- _REQUIRED ACTION_
In the records, find every line with the word "title" and copy it out.

━━━ STORED DATA ━━━

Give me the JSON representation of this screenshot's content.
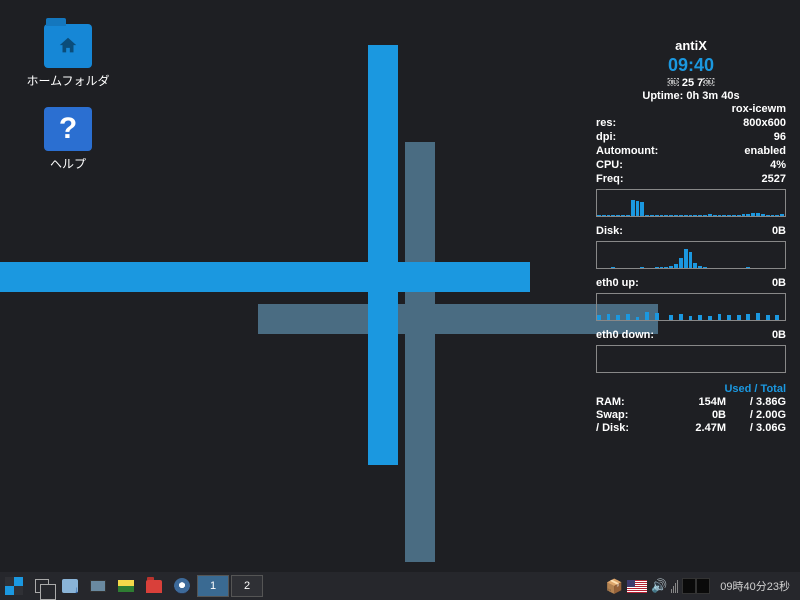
{
  "desktop": {
    "icons": [
      {
        "label": "ホームフォルダ",
        "name": "home-folder-icon"
      },
      {
        "label": "ヘルプ",
        "name": "help-icon"
      }
    ]
  },
  "conky": {
    "title": "antiX",
    "clock": "09:40",
    "date": "￼ 25  7￼",
    "uptime": "Uptime: 0h 3m 40s",
    "wm": "rox-icewm",
    "stats": {
      "res_label": "res:",
      "res_value": "800x600",
      "dpi_label": "dpi:",
      "dpi_value": "96",
      "automount_label": "Automount:",
      "automount_value": "enabled",
      "cpu_label": "CPU:",
      "cpu_value": "4%",
      "freq_label": "Freq:",
      "freq_value": "2527",
      "disk_label": "Disk:",
      "disk_value": "0B",
      "eth_up_label": "eth0 up:",
      "eth_up_value": "0B",
      "eth_dn_label": "eth0 down:",
      "eth_dn_value": "0B"
    },
    "mem": {
      "header": "Used / Total",
      "ram_label": "RAM:",
      "ram_used": "154M",
      "ram_total": "/ 3.86G",
      "swap_label": "Swap:",
      "swap_used": "0B",
      "swap_total": "/ 2.00G",
      "disk_label": "/ Disk:",
      "disk_used": "2.47M",
      "disk_total": "/ 3.06G"
    }
  },
  "taskbar": {
    "workspaces": [
      "1",
      "2"
    ],
    "active_workspace": 0,
    "clock": "09時40分23秒"
  },
  "chart_data": [
    {
      "type": "area",
      "title": "CPU history",
      "ylim": [
        0,
        100
      ],
      "values": [
        2,
        3,
        2,
        4,
        3,
        2,
        5,
        60,
        58,
        55,
        4,
        3,
        2,
        2,
        3,
        3,
        4,
        3,
        3,
        2,
        4,
        3,
        5,
        6,
        4,
        3,
        2,
        3,
        4,
        5,
        6,
        8,
        10,
        12,
        6,
        4,
        3,
        4,
        6
      ]
    },
    {
      "type": "area",
      "title": "Disk I/O",
      "ylim": [
        0,
        100
      ],
      "values": [
        1,
        1,
        1,
        2,
        1,
        0,
        0,
        1,
        0,
        2,
        1,
        1,
        3,
        2,
        4,
        8,
        16,
        40,
        72,
        60,
        20,
        6,
        2,
        1,
        1,
        1,
        1,
        0,
        1,
        0,
        1,
        2,
        1,
        0,
        0,
        0,
        1,
        1,
        1
      ]
    },
    {
      "type": "bar",
      "title": "eth0 up",
      "ylim": [
        0,
        100
      ],
      "values": [
        20,
        0,
        22,
        0,
        18,
        0,
        24,
        0,
        12,
        0,
        30,
        0,
        26,
        0,
        0,
        18,
        0,
        22,
        0,
        14,
        0,
        20,
        0,
        16,
        0,
        24,
        0,
        20,
        0,
        18,
        0,
        22,
        0,
        26,
        0,
        18,
        0,
        20,
        0
      ]
    },
    {
      "type": "area",
      "title": "eth0 down",
      "ylim": [
        0,
        100
      ],
      "values": [
        0,
        0,
        0,
        0,
        0,
        0,
        0,
        0,
        0,
        0,
        0,
        0,
        0,
        0,
        0,
        0,
        0,
        0,
        0,
        0,
        0,
        0,
        0,
        0,
        0,
        0,
        0,
        0,
        0,
        0,
        0,
        0,
        0,
        0,
        0,
        0,
        0,
        0,
        0
      ]
    }
  ]
}
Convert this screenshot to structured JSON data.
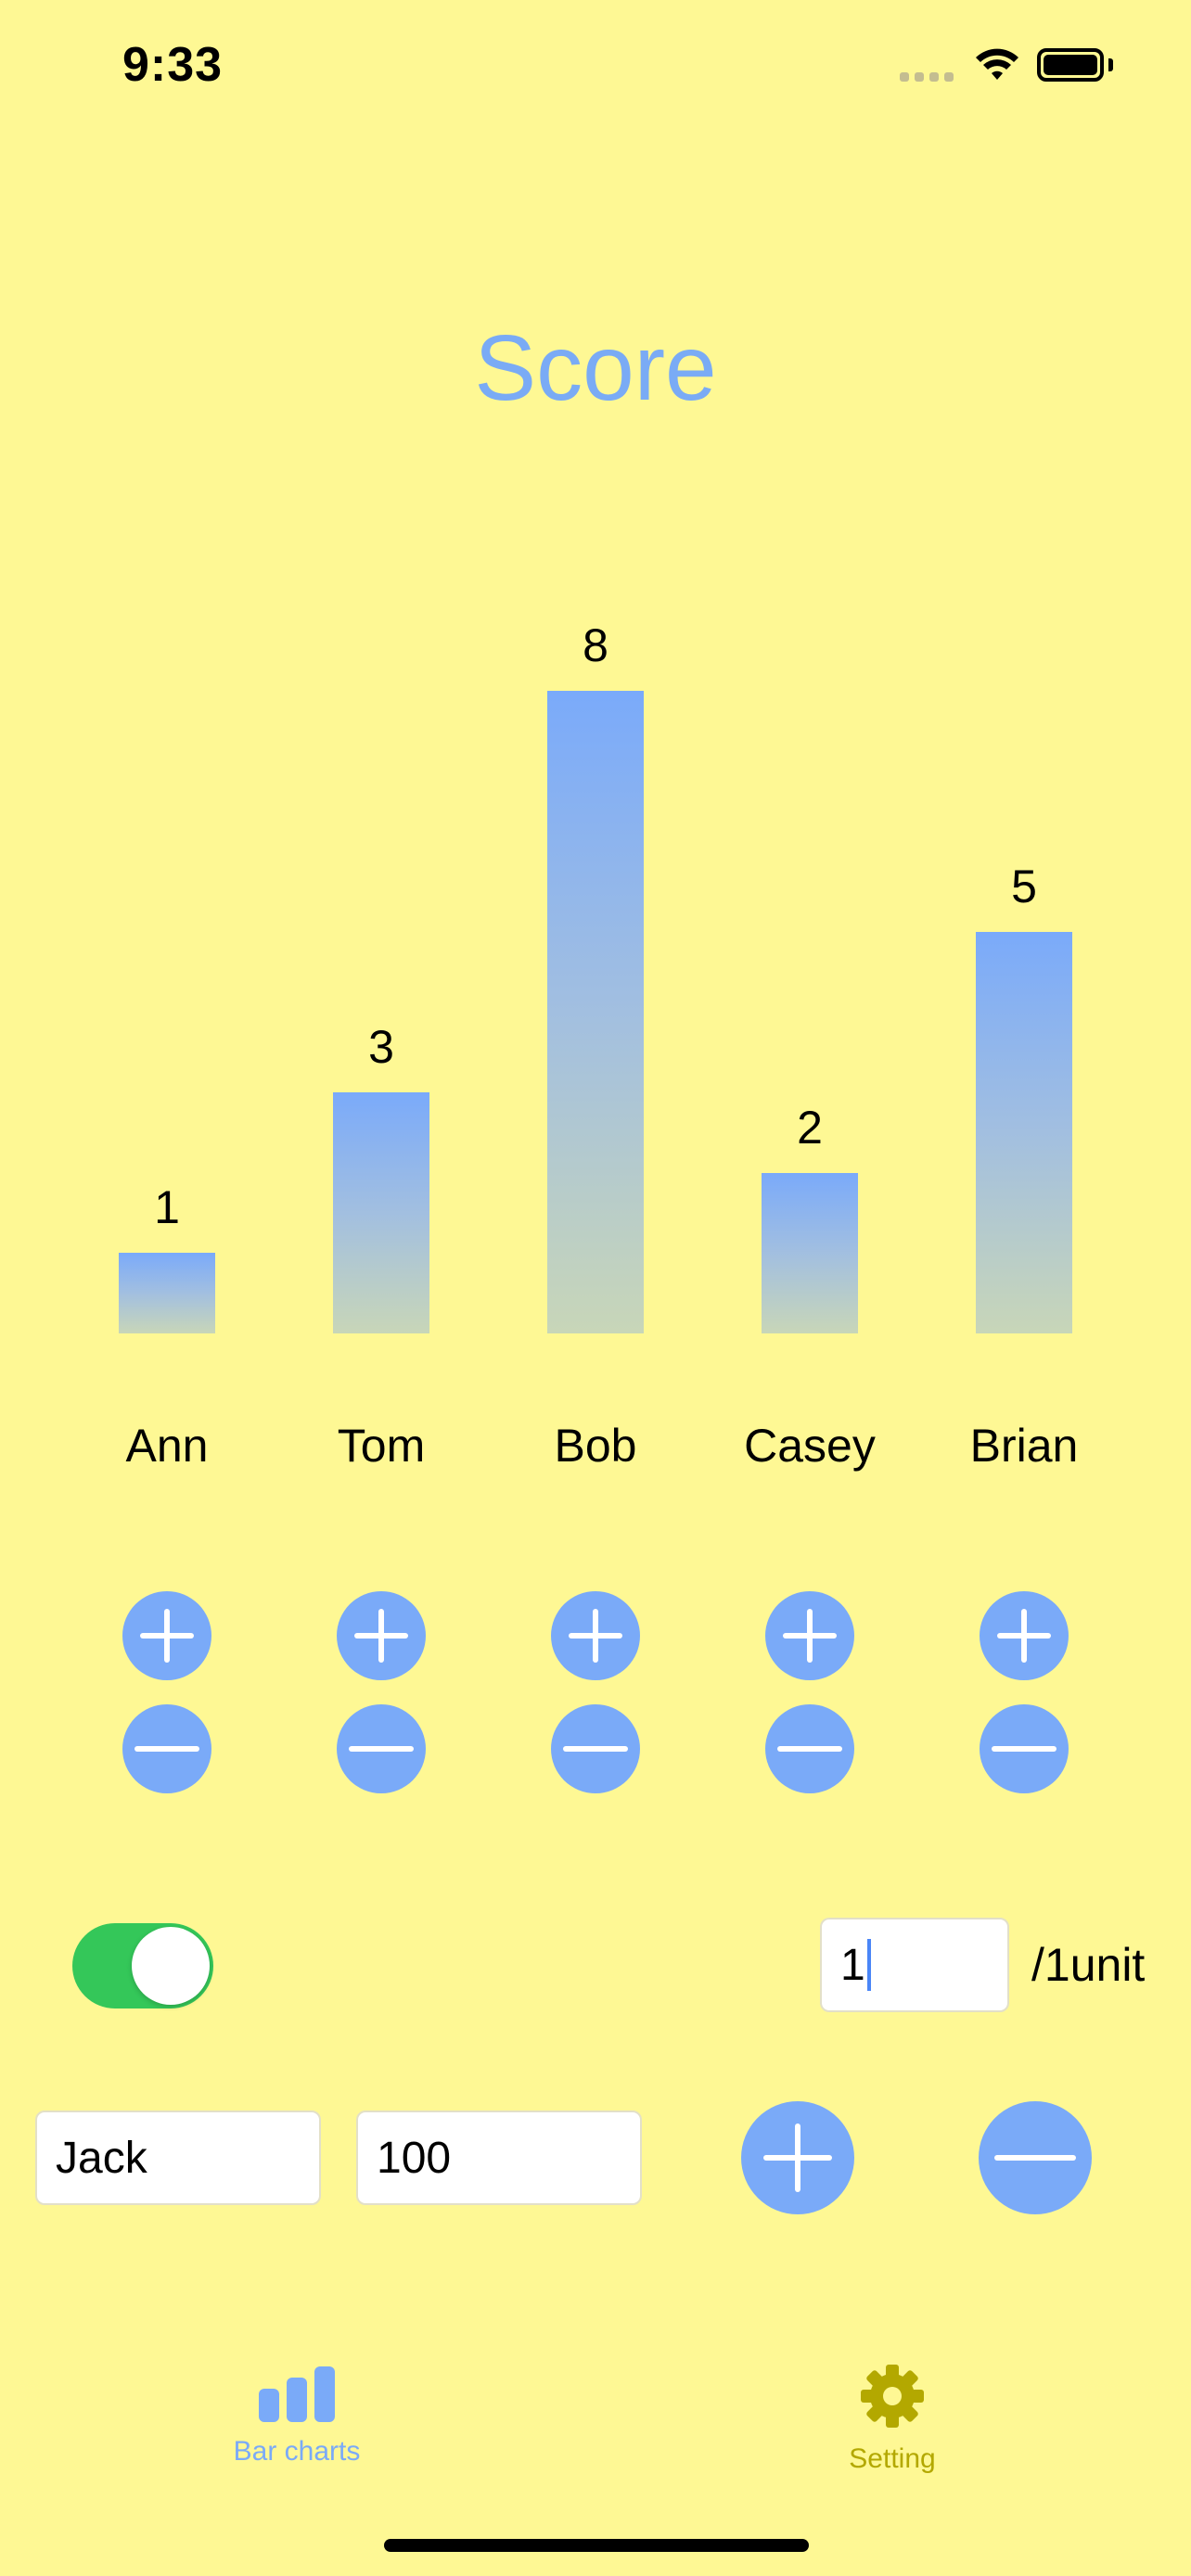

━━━

- _RESPONSE TO THIS TASK_
    "title": "antiX",
      "title": "CPU history",
      "title": "Disk I/O",
      "title": "eth0 up",
      "title": "eth0 down",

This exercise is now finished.